*** Opening Source information ***
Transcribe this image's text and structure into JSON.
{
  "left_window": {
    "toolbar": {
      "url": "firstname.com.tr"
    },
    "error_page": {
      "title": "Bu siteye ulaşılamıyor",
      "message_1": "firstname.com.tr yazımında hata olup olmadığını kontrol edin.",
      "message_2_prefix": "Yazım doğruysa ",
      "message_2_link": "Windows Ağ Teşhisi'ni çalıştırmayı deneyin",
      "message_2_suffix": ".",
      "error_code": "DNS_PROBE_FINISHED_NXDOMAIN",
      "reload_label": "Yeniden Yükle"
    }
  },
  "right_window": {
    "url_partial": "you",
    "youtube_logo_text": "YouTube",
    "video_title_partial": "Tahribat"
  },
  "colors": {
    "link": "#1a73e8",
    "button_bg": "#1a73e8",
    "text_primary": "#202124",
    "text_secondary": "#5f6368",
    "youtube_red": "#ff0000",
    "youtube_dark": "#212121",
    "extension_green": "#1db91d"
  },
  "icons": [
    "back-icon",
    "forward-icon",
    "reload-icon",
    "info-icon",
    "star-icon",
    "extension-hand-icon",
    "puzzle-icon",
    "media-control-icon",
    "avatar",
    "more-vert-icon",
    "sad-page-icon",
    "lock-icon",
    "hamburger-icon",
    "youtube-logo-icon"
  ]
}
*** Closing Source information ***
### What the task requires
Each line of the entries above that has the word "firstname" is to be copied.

### Final answer
      "url": "firstname.com.tr"
      "message_1": "firstname.com.tr yazımında hata olup olmadığını kontrol edin.",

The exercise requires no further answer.